Earlier in the semester, I decided to say goodbye to coffee. You’re probably thinking, “Oh my god, why would you ever do that to yourself?” To start, I was getting sick of the bitterness of coffee. I was also noticing myself becoming pretty damn addicted to the stuff. I hated not being able to make it through my mornings without a cup of coffee, only to end up crashing later in the afternoon unless I had another cup. So I did what many other former caffeine addicts did: I quit cold turkey. 

It’s been almost two months now since I’ve touched coffee, and even though the first week was the toughest with all my withdrawal symptoms, I’ve been noticing tons of changes in how I’m managing my energy, sleep, and overall health. Here are just five:

1. I Was Getting Better Sleep

Sleeping Cat

carianoff on Flickr

When I was still addicted to coffee, I had a terrible habit of sipping coffee throughout the day, so what ended up happening was that I would have a hard time falling asleep at night. Then, during the first week of quitting, I would take naps between every one of my classes, because my body was still getting used to having no coffee. Now that I’ve been coffee-free for quite some time, I’m noticing that I can sleep like a baby, and I experience more days of not needing naps to make it through my busy schedule.

2. I Was Saving Money

american dollars, currency, money, dollars, cash, coins, chocolate
Anna Arteaga

I wasn’t necessarily spending a lot on coffee (only about $2 a day for a grande black at Starbucks) to begin with. But over time, I found that I had more wiggle room in my wallet to buy other important things, like food and books (but mainly food, because I got my priorities straight).

3. I Got My Caffeine-Buzz Back

black beans, sweet, mocha, cappuccino, espresso, cereal, chocolate, coffee
Abby Reisinger

Since my body had been so used to having coffee every morning, I had developed such a high tolerance for caffeine. That meant drinking a cup of coffee felt almost the same to me as drinking a glass of water. I still haven’t touched coffee since I quit, but I know that if I try to finish even a short Americano from Starbucks, I would become so jittery that I would start jumping off the walls.

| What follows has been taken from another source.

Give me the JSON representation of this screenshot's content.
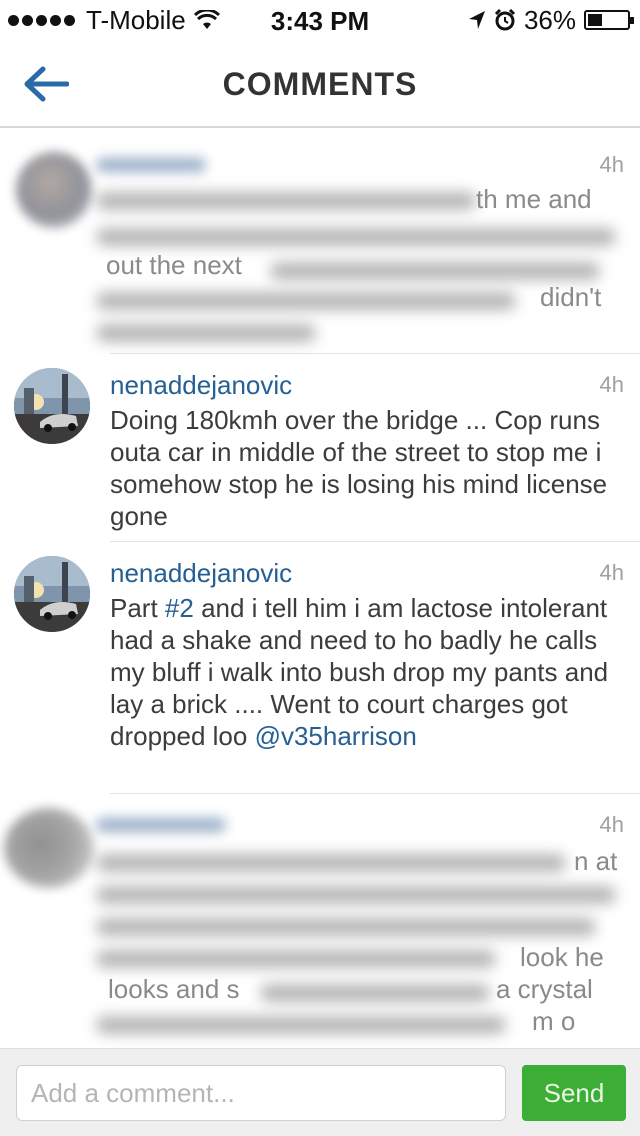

4. I Found My Appetite Again

pasture, sweet, juice, apple
Parisa Soraya

Personally, coffee often acted as an appetite suppressant. On the one hand, I thought I “needed” coffee to stay focused throughout the day, but what I didn’t realize was that the coffee totally blunted my appetite. So by the time lunch came around, I either didn’t feel very hungry or had a hard time finishing whatever food I had packed. After quitting coffee, I started noticing my hunger signals again, which is a good thing, especially considering how much I love food.

5. I Was Pooping Better!

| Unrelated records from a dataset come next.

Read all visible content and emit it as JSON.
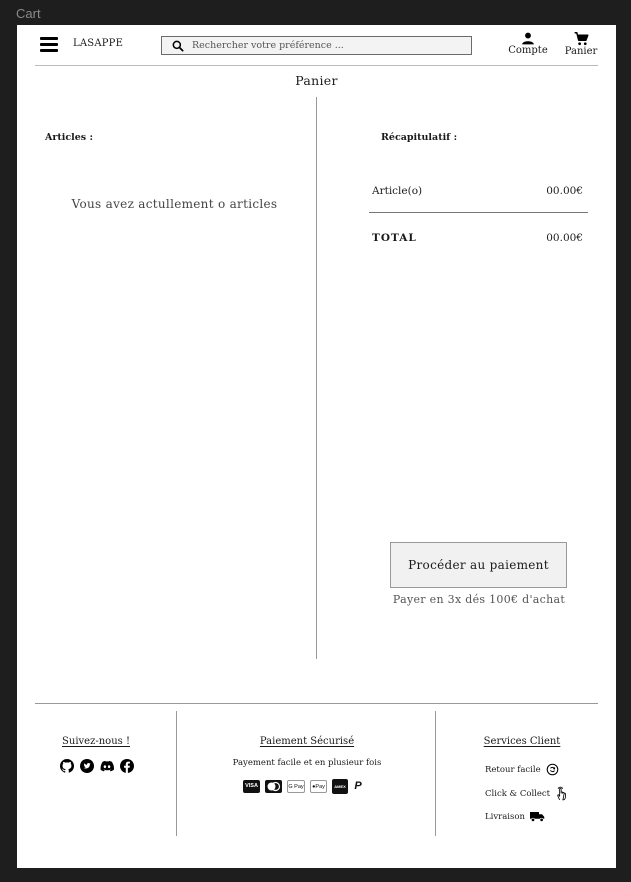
{
  "frame": {
    "label": "Cart"
  },
  "header": {
    "brand": "LASAPPE",
    "search_placeholder": "Rechercher votre préférence ...",
    "account_label": "Compte",
    "cart_label": "Panier"
  },
  "page": {
    "title": "Panier"
  },
  "articles": {
    "title": "Articles :",
    "empty_message": "Vous avez actullement o articles"
  },
  "summary": {
    "title": "Récapitulatif :",
    "articles_label": "Article(o)",
    "articles_value": "00.00€",
    "total_label": "TOTAL",
    "total_value": "00.00€"
  },
  "checkout": {
    "button_label": "Procéder au paiement",
    "note": "Payer en 3x dés 100€ d'achat"
  },
  "footer": {
    "social": {
      "title": "Suivez-nous !",
      "icons": [
        "github-icon",
        "twitter-icon",
        "discord-icon",
        "facebook-icon"
      ]
    },
    "secure_payment": {
      "title": "Paiement Sécurisé",
      "subtitle": "Payement facile et en plusieur fois",
      "methods": [
        "visa",
        "mastercard",
        "google-pay",
        "apple-pay",
        "american-express",
        "paypal"
      ]
    },
    "services": {
      "title": "Services Client",
      "items": [
        {
          "label": "Retour facile",
          "icon": "return-icon"
        },
        {
          "label": "Click & Collect",
          "icon": "hand-pointer-icon"
        },
        {
          "label": "Livraison",
          "icon": "truck-icon"
        }
      ]
    }
  }
}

tea, coffee
Hana Brannigan

Not to sound super gross, but I also relied on coffee to make my bowel movements more “regular.” By that, I mean that on days when I didn’t have coffee, I suffered from bouts of pretty bad constipation. Those feelings of constipation lasted throughout the first week or so of quitting coffee, but now, I have fewer problems when it comes to pooping.

soup, tea, matcha, green tea, cream
Marie Chantal Marauta

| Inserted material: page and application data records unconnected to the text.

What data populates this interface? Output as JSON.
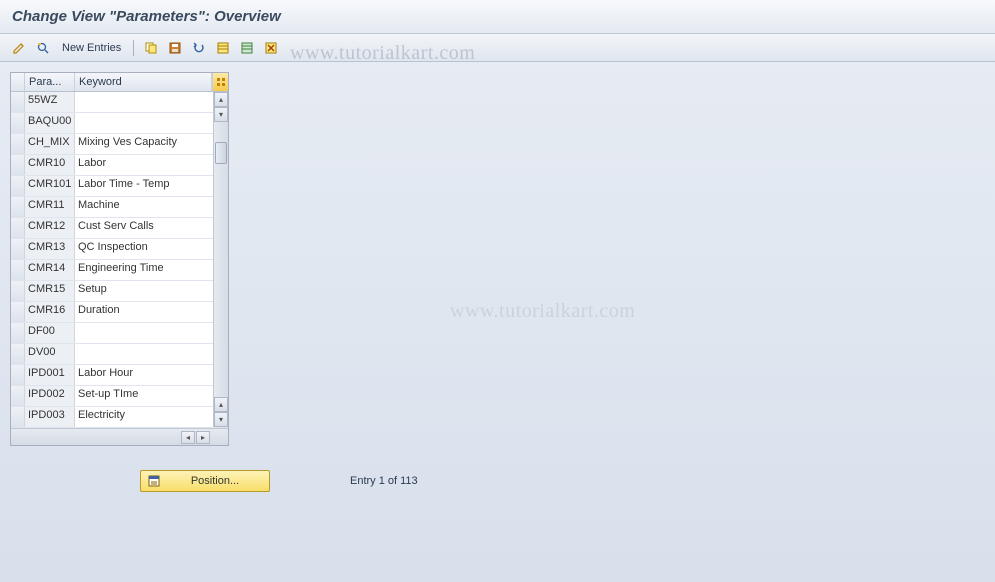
{
  "title": "Change View \"Parameters\": Overview",
  "toolbar": {
    "new_entries_label": "New Entries"
  },
  "table": {
    "headers": {
      "param": "Para...",
      "keyword": "Keyword"
    },
    "rows": [
      {
        "param": "55WZ",
        "keyword": ""
      },
      {
        "param": "BAQU00",
        "keyword": ""
      },
      {
        "param": "CH_MIX",
        "keyword": "Mixing Ves Capacity"
      },
      {
        "param": "CMR10",
        "keyword": "Labor"
      },
      {
        "param": "CMR101",
        "keyword": "Labor Time - Temp"
      },
      {
        "param": "CMR11",
        "keyword": "Machine"
      },
      {
        "param": "CMR12",
        "keyword": "Cust Serv Calls"
      },
      {
        "param": "CMR13",
        "keyword": "QC Inspection"
      },
      {
        "param": "CMR14",
        "keyword": "Engineering Time"
      },
      {
        "param": "CMR15",
        "keyword": "Setup"
      },
      {
        "param": "CMR16",
        "keyword": "Duration"
      },
      {
        "param": "DF00",
        "keyword": ""
      },
      {
        "param": "DV00",
        "keyword": ""
      },
      {
        "param": "IPD001",
        "keyword": "Labor Hour"
      },
      {
        "param": "IPD002",
        "keyword": "Set-up TIme"
      },
      {
        "param": "IPD003",
        "keyword": "Electricity"
      }
    ]
  },
  "footer": {
    "position_label": "Position...",
    "entry_text": "Entry 1 of 113"
  },
  "watermark": "www.tutorialkart.com"
}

Overall, calling it quits with caffeine was a huge lifestyle change for me; it challenged me to not only re-evaluate my sleep habits and energy levels but also to find new ways to stay focused throughout the day.

Some strategies that I’ve found pretty helpful include prioritizing my sleep, listening to my body when it’s tired, consuming healthier sources of caffeine such as matcha and dark chocolate, and de-stressing through exercise or hangouts with friends. Not everyone has a reason to quit coffee, but for me, having no coffee changed my life for the better.